NEW YORK - August 3 - A
new law supposedly protecting U.S. servicemembers from the International Criminal
Court shows that the Bush administration will stop at nothing in its campaign
against the court, Human Rights Watch warned today.
U.S. President George Bush
today signed into law the American Servicemembers Protection Act of 2002, which
is intended to intimidate countries that ratify the treaty for the International
Criminal Court (ICC). The new law authorizes the use of military force to liberate
any American or citizen of a U.S.-allied country being held by the court, which
is located in The Hague. This provision, dubbed the "Hague invasion clause," has
caused a strong reaction from U.S. allies around the world, particularly in the
In addition, the law provides
for the withdrawal of U.S. military assistance from countries ratifying the ICC
treaty, and restricts U.S. participation in United Nations peacekeeping unless
the United States obtains immunity from prosecution.

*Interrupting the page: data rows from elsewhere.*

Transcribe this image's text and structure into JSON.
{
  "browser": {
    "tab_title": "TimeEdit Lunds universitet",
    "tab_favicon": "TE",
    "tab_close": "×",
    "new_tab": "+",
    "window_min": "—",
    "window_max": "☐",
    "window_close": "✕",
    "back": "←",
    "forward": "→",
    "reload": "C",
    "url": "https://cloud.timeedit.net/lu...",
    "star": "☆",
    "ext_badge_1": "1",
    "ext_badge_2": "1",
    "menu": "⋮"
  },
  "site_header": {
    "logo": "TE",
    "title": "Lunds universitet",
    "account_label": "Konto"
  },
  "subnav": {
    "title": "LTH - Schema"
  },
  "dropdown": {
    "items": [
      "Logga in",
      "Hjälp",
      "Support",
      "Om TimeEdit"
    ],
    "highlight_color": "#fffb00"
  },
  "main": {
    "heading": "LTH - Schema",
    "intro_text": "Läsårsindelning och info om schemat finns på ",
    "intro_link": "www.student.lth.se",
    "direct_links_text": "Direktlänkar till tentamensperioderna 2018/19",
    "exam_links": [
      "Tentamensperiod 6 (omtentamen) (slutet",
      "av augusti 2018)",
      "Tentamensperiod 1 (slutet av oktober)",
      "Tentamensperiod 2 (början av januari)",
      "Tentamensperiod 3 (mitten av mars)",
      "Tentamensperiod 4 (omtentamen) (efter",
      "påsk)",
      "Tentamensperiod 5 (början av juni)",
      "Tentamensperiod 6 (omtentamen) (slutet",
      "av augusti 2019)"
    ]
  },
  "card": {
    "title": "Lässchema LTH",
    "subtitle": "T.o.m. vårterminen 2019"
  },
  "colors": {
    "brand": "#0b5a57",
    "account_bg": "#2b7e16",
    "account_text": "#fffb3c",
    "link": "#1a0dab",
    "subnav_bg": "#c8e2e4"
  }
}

At the same time, these provisions
can be waived by the president on "national interest" grounds.
"The states that have ratified
this treaty are trying to strengthen the rule of law," said Richard Dicker, director

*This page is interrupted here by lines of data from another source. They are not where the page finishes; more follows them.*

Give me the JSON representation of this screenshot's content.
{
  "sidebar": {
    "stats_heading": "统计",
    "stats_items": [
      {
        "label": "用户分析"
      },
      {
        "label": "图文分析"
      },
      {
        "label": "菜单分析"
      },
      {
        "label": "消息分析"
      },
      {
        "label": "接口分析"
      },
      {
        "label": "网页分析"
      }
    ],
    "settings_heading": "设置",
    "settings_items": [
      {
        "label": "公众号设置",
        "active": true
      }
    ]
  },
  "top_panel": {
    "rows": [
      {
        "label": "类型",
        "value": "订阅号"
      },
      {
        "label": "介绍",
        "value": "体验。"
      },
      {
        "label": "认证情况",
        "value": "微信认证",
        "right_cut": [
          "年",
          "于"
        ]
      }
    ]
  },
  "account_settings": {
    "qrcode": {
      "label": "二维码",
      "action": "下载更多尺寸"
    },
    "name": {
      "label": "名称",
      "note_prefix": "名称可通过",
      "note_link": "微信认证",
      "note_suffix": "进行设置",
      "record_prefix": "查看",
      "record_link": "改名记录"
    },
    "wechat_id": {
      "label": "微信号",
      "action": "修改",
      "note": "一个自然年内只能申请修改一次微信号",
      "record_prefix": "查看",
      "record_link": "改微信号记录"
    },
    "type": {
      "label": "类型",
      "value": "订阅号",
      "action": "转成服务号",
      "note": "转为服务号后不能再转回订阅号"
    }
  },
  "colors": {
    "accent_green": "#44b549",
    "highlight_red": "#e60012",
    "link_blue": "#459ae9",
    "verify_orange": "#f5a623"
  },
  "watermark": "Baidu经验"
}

of the International Justice Program at Human Rights Watch. "The Bush administration
is trying to punish them for that."
Dicker pointed out that
many of the ICC's biggest supporters are fragile democracies and countries emerging
from human rights crises, such as Sierra Leone, Argentina and Fiji.
The law is part of a multi-pronged
U.S. effort against the International Criminal Court. On May 6, in an unprecedented
move, the Bush administration announced it was "renouncing" U.S. signature on
the treaty. In June, the administration vetoed continuation of the U.N. peacekeeping
force in Bosnia in an effort to obtain permanent immunity for U.N. peacekeepers.
In July, U.S. officials launched a campaign around the world to obtain bilateral
agreements that would grant immunity for Americans from the court's authority.
Yesterday, Washington announced that it obtained such an agreement from Romania.
However, another provision
of the bill allows the United States to assist international efforts to bring
to justice those accused of genocide, war crimes or crimes against humanity -
including efforts by the ICC.
"The administration never
misses an opportunity to gratuitously antagonize its allies on the ICC," said
Dicker. "But it's also true that the new law has more loopholes than a block of
Dicker said the law gives
the administration discretion to override ASPA's noxious effects on a case-by-case
basis. Washington may try to use this to strong-arm additional concessions from
the states that support the court, but Dicker urged states supporting the ICC
"not to fall into the U.S. trap: the law does not require any punitive measures."
Human Rights Watch believes
the International Criminal Court has the potential to be the most important human
rights institution created in 50 years, and urged regional groups of states, such
as the European Union, to condemn the new law and resist Washington's attempts
to obtain bilateral exemption arrangements.
The law formed part of the
2002 Supplemental Appropriations Act for Further Recovery from and Response to
Terrorist Attacks on the United States.